#### Goal of the exercise:
Check every line of the data below for the word "this". Copy the ones that have it.

[Excerpts from an interface dataset]
________

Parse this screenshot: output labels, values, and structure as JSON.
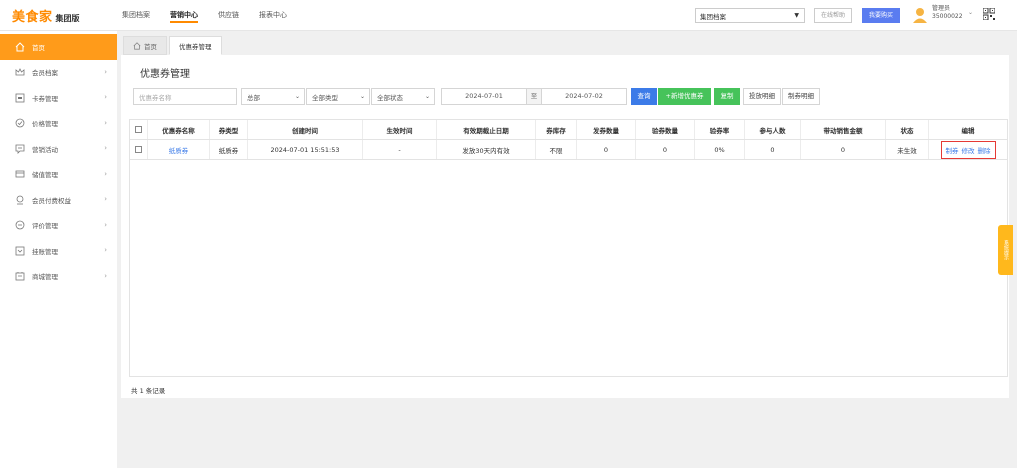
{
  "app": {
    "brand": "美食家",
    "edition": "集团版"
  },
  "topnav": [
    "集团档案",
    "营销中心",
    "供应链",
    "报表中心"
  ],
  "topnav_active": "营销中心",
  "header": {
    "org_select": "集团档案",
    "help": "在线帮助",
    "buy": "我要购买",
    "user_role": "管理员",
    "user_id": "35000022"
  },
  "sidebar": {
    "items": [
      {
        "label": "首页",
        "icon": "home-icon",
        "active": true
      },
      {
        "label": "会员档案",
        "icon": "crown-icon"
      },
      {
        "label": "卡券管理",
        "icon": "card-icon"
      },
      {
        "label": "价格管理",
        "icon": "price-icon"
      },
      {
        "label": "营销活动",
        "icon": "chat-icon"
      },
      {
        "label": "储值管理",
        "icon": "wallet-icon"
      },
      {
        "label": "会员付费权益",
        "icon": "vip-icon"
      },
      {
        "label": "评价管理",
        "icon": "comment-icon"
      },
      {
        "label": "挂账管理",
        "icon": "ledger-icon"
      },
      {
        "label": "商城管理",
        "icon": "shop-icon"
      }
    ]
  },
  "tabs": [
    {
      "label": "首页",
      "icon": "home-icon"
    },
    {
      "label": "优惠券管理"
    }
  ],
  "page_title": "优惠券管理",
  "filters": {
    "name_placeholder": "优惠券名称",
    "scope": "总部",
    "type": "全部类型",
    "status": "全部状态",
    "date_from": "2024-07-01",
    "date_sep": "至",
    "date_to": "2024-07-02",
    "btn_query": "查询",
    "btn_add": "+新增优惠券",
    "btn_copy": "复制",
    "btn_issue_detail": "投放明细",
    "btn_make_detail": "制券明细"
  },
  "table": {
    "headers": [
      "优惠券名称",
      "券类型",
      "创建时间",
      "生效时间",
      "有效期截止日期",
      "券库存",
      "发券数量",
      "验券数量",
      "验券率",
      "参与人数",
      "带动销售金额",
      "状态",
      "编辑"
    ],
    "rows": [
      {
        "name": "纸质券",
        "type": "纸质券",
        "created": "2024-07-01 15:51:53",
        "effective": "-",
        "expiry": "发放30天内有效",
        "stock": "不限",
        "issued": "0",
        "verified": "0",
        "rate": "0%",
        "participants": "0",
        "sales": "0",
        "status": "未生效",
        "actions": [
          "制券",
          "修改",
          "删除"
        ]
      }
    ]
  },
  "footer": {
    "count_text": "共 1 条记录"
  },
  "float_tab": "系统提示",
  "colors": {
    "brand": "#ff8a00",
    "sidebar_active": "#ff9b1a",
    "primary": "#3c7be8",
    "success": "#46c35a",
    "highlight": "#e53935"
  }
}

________

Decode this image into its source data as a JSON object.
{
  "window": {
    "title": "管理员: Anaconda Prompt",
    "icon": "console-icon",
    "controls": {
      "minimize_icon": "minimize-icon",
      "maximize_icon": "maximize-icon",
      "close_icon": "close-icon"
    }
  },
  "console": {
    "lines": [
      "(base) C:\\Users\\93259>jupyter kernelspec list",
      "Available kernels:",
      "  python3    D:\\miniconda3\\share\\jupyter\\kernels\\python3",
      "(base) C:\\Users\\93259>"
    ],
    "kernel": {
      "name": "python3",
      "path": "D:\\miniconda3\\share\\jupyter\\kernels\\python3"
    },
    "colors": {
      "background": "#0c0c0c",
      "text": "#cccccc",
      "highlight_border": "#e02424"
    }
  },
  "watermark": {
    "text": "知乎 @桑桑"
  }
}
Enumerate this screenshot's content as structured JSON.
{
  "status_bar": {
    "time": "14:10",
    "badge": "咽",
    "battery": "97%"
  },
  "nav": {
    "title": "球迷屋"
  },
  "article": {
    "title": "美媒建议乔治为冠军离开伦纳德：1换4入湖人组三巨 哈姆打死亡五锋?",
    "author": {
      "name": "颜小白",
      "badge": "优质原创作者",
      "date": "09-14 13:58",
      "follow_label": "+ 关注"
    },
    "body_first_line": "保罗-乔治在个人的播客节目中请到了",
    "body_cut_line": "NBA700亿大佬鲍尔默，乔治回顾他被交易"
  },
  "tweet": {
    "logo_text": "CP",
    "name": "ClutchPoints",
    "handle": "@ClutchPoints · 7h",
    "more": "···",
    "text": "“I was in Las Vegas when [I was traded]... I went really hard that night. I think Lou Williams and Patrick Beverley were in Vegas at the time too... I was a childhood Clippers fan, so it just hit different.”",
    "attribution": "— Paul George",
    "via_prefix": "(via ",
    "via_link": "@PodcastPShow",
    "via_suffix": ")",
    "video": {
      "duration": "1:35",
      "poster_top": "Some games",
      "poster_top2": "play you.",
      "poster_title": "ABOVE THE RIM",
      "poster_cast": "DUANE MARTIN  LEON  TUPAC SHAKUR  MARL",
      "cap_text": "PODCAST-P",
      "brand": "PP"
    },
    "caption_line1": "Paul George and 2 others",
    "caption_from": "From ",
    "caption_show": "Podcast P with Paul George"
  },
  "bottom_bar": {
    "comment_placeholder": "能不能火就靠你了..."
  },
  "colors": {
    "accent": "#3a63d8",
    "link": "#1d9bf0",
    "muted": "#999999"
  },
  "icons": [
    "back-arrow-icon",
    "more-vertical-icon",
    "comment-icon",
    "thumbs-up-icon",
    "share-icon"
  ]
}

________

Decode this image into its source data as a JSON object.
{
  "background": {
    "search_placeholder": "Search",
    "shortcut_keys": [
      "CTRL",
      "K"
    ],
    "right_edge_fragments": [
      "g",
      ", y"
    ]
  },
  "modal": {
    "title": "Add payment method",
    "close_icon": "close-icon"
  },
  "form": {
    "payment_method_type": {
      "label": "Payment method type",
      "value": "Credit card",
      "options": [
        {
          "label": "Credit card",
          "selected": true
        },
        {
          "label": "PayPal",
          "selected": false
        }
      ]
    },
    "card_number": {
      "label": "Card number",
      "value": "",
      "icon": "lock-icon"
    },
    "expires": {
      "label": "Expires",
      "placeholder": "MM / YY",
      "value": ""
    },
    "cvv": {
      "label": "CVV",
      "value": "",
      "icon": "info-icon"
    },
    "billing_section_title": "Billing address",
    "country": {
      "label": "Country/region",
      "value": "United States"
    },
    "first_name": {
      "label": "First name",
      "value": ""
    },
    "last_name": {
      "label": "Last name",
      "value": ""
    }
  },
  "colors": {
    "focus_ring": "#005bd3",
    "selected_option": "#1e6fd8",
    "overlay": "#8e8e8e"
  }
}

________

#### Expected answer:
Parse this screenshot: output labels, values, and structure as JSON.
Decode this image into its source data as a JSON object.
Enumerate this screenshot's content as structured JSON.
Decode this image into its source data as a JSON object.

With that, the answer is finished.